Hurried, Hit and Sacked: the Heat is on Sam Bradford

It has now been three weeks since Sam Bradford has thrown a touchdown pass, possibly the longest drought of his football playing days. The Rams have lost two of those three games, both against playoff-ready teams, preventing them from taking the next step forward into becoming a postseason contender themselves. While we can't pin those losses entirely on Sam Bradford, one thing is clear — opposing defenses have changed their tactics, and clearly believe that they can pin a loss on the Rams by ratcheting up pressure on young #8. 
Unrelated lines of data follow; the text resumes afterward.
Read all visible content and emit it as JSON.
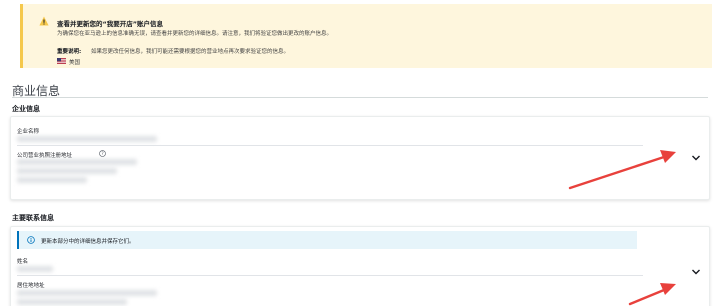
{
  "alert": {
    "title": "查看并更新您的“我要开店”账户信息",
    "body": "为确保您在亚马逊上的信息准确无误，请查看并更新您的详细信息。请注意，我们将验证您做出更改的账户信息。",
    "notice_label": "重要说明:",
    "notice_text": "如果您更改任何信息，我们可能还需要根据您的营业地点再次要求验证您的信息。",
    "country": "美国"
  },
  "page_title": "商业信息",
  "company": {
    "section_label": "企业信息",
    "name_label": "企业名称",
    "address_label": "公司营业执照注册地址"
  },
  "contact": {
    "section_label": "主要联系信息",
    "info_text": "更新本部分中的详细信息并保存它们。",
    "name_label": "姓名",
    "address_label": "居住地地址"
  },
  "colors": {
    "alert_bg": "#fef6dd",
    "alert_accent": "#f5c84c",
    "info_bg": "#e6f4fa",
    "info_accent": "#0073bb",
    "arrow": "#e8413c"
  },
  "icons": [
    "warning-icon",
    "us-flag-icon",
    "help-icon",
    "chevron-down-icon",
    "info-icon"
  ]
}
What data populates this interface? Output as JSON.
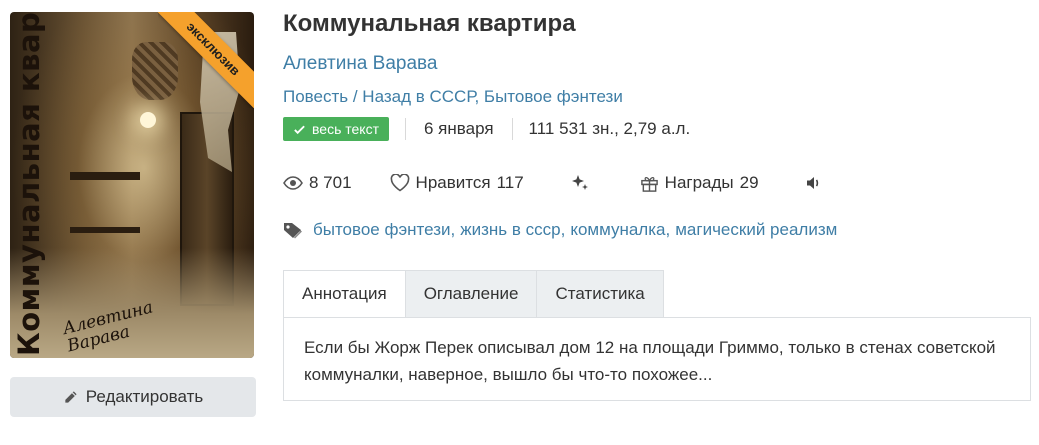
{
  "cover": {
    "title_text": "Коммунальная квартира",
    "author_text": "Алевтина Варава",
    "ribbon": "эксклюзив",
    "ribbon_color": "#f5a12c"
  },
  "edit_button": {
    "label": "Редактировать",
    "icon": "pencil-icon"
  },
  "book": {
    "title": "Коммунальная квартира",
    "author": "Алевтина Варава",
    "form": "Повесть",
    "genre_separator": " / ",
    "genre_primary": "Назад в СССР",
    "genre_secondary": "Бытовое фэнтези"
  },
  "meta": {
    "status_badge": "весь текст",
    "status_color": "#49b05a",
    "date": "6 января",
    "size": "111 531 зн., 2,79 а.л."
  },
  "stats": {
    "views": "8 701",
    "likes_label": "Нравится",
    "likes": "117",
    "rewards_label": "Награды",
    "rewards": "29",
    "icons": [
      "eye-icon",
      "heart-icon",
      "sparkles-icon",
      "gift-icon",
      "speaker-icon"
    ]
  },
  "tags": [
    "бытовое фэнтези",
    "жизнь в ссср",
    "коммуналка",
    "магический реализм"
  ],
  "tabs": [
    {
      "label": "Аннотация",
      "active": true
    },
    {
      "label": "Оглавление",
      "active": false
    },
    {
      "label": "Статистика",
      "active": false
    }
  ],
  "annotation": "Если бы Жорж Перек описывал дом 12 на площади Гриммо, только в стенах советской коммуналки, наверное, вышло бы что-то похожее...",
  "colors": {
    "link": "#3f7ea6",
    "text": "#333333",
    "tab_bg": "#eceff1"
  }
}
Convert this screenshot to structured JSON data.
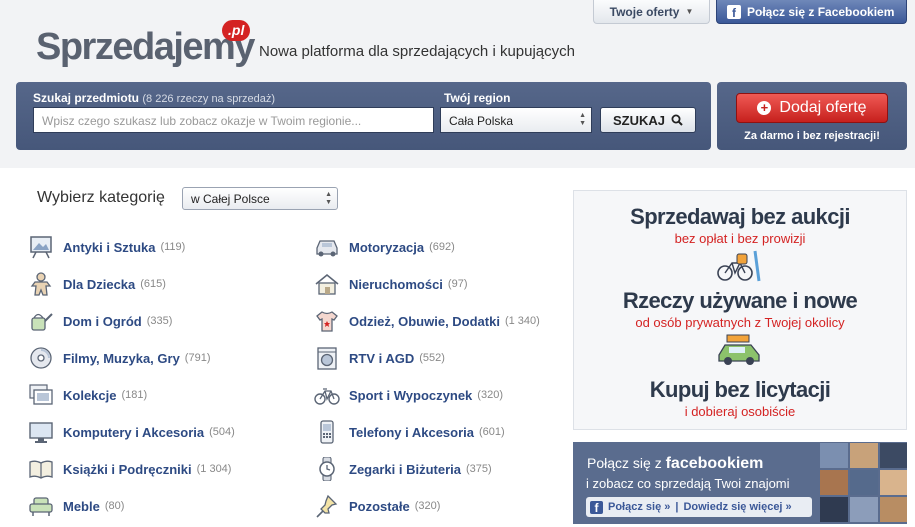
{
  "header": {
    "offers_button": "Twoje oferty",
    "facebook_button": "Połącz się z Facebookiem",
    "logo_text": "Sprzedajemy",
    "logo_suffix": ".pl",
    "tagline": "Nowa platforma dla sprzedających i kupujących"
  },
  "search": {
    "label": "Szukaj przedmiotu",
    "count_note": "(8 226 rzeczy na sprzedaż)",
    "placeholder": "Wpisz czego szukasz lub zobacz okazje w Twoim regionie...",
    "region_label": "Twój region",
    "region_value": "Cała Polska",
    "button": "SZUKAJ"
  },
  "add_offer": {
    "button": "Dodaj ofertę",
    "subtext": "Za darmo i bez rejestracji!"
  },
  "categories": {
    "title": "Wybierz kategorię",
    "scope_value": "w Całej Polsce",
    "left": [
      {
        "name": "Antyki i Sztuka",
        "count": "(119)",
        "icon": "painting-icon"
      },
      {
        "name": "Dla Dziecka",
        "count": "(615)",
        "icon": "gingerbread-icon"
      },
      {
        "name": "Dom i Ogród",
        "count": "(335)",
        "icon": "watering-can-icon"
      },
      {
        "name": "Filmy, Muzyka, Gry",
        "count": "(791)",
        "icon": "disc-icon"
      },
      {
        "name": "Kolekcje",
        "count": "(181)",
        "icon": "stamps-icon"
      },
      {
        "name": "Komputery i Akcesoria",
        "count": "(504)",
        "icon": "monitor-icon"
      },
      {
        "name": "Książki i Podręczniki",
        "count": "(1 304)",
        "icon": "book-icon"
      },
      {
        "name": "Meble",
        "count": "(80)",
        "icon": "armchair-icon"
      }
    ],
    "right": [
      {
        "name": "Motoryzacja",
        "count": "(692)",
        "icon": "car-icon"
      },
      {
        "name": "Nieruchomości",
        "count": "(97)",
        "icon": "house-icon"
      },
      {
        "name": "Odzież, Obuwie, Dodatki",
        "count": "(1 340)",
        "icon": "tshirt-icon"
      },
      {
        "name": "RTV i AGD",
        "count": "(552)",
        "icon": "washing-machine-icon"
      },
      {
        "name": "Sport i Wypoczynek",
        "count": "(320)",
        "icon": "bicycle-icon"
      },
      {
        "name": "Telefony i Akcesoria",
        "count": "(601)",
        "icon": "phone-icon"
      },
      {
        "name": "Zegarki i Biżuteria",
        "count": "(375)",
        "icon": "watch-icon"
      },
      {
        "name": "Pozostałe",
        "count": "(320)",
        "icon": "pin-icon"
      }
    ]
  },
  "promo": {
    "h1": "Sprzedawaj bez aukcji",
    "s1": "bez opłat i bez prowizji",
    "h2": "Rzeczy używane i nowe",
    "s2": "od osób prywatnych z Twojej okolicy",
    "h3": "Kupuj bez licytacji",
    "s3": "i dobieraj osobiście"
  },
  "fb_box": {
    "line1_pre": "Połącz się z",
    "line1_brand": "facebookiem",
    "line2": "i zobacz co sprzedają Twoi znajomi",
    "connect": "Połącz się »",
    "separator": "|",
    "more": "Dowiedz się więcej »"
  },
  "colors": {
    "accent_red": "#d42323",
    "panel_blue": "#4f6083",
    "link_blue": "#2d4a83",
    "facebook_blue": "#3b5898"
  }
}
Bradford's drought came after a miraculous 6-game stretch in which he threw 11 touchdowns against only 1 interception; this stretch was capped by a "breakout performance" in Denver: his first 300-yard game, and his first 3-touchdown game. While the resulting pyrrhic burning of Denver's coach, Josh McDaniels, stole headlines, the league's defensive coordinators took more notice of Bradford's official debut as a star quarterback.
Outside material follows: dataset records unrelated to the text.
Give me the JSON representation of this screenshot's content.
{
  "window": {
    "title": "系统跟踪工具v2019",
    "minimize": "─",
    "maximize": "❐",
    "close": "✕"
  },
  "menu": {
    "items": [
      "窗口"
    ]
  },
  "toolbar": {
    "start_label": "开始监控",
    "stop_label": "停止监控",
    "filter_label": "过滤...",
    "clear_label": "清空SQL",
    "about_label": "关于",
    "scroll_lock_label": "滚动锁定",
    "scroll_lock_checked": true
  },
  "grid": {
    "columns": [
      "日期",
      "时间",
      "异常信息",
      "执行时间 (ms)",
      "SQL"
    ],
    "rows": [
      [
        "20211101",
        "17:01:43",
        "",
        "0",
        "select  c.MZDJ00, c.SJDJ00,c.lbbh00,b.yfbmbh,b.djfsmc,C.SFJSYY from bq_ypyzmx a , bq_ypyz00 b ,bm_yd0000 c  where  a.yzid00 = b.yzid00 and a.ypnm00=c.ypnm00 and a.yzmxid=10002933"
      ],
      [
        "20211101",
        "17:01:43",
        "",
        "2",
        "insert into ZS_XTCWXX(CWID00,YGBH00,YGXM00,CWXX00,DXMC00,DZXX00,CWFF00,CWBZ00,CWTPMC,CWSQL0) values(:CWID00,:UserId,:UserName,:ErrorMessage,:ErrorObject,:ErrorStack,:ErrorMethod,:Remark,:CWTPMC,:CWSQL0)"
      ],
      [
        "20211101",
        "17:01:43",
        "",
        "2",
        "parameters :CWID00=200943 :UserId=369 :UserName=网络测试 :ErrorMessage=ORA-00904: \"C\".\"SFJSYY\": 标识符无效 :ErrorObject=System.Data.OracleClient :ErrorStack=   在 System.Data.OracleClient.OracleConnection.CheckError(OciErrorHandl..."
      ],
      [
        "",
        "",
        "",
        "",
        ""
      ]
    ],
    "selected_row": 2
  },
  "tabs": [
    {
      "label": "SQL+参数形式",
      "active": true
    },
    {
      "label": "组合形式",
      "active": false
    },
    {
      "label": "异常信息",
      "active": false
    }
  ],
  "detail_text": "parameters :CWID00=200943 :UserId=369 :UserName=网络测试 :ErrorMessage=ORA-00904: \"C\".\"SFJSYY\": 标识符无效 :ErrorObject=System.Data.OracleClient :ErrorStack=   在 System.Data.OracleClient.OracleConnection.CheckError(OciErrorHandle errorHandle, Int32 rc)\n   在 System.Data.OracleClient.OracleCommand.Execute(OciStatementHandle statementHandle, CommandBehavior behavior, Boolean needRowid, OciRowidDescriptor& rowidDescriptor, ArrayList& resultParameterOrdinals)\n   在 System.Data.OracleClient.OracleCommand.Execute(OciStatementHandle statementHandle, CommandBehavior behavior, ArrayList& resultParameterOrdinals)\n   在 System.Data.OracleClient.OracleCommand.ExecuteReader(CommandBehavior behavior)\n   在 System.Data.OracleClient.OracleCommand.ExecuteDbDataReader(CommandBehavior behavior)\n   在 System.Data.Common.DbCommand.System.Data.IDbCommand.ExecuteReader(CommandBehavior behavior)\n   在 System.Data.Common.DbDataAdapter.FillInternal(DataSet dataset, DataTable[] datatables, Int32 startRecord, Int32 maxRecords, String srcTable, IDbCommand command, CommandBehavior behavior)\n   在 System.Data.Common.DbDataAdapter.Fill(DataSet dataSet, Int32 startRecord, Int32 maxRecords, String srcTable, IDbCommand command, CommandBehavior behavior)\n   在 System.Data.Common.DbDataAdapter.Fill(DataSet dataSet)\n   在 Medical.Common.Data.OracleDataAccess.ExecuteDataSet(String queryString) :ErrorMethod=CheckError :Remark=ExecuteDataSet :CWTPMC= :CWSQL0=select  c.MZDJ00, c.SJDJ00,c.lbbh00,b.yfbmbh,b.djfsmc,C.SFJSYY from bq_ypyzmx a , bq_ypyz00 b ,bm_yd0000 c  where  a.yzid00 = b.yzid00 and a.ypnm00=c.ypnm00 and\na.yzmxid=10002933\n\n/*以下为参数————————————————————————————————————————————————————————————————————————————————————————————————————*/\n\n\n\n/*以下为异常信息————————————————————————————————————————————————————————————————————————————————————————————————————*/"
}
Most notably, Sean Payton's Saints departed from their usual gameplan, specifically to prevent Bradford from getting comfortable.  

Gregg Williams pressured more than normal in this game, which is saying something. The Saints came after Bradford with a variety of pressures, many off the right side. Later in the game, as the Saints built a large lead, Williams sent safeties Malcolm Jenkins and Roman Harper on blitzes seemingly at will. The Saints finished with three sacks (one by Harper and another by linebacker Jon Vilma), eight quarterback hits and a forced fumble. "I thought that aspect of the game was important with regards to what quarterback was going to be in duress and which one wasn't," Payton said. "I felt like that was something we were able to win and that led to a lot of the things we are discussing now, like the time that Drew (Brees) had and the pressure we were able to apply on their quarterback."

— Jeff Duncan, New Orleans Time Picayune

How has pressure played into this slump? Check out this graphic charting the opposition's onslaught on the pocket.


(Note: "hurries" are not captured as part of the game book, and have to be manually charted, which the fine fellows at PFF do so well. No doubt, when they finish their analysis, the KC number will be high.)

With two must-win games remaining, the Rams offensive line will have to step up its protection, and their offensive pace must quicken to keep the opposing pass rush on its heels. Especially as both remaning opponents, the 49ers and Seahawks, have been a step ahead of the game in terms of putting the heat on Bradford.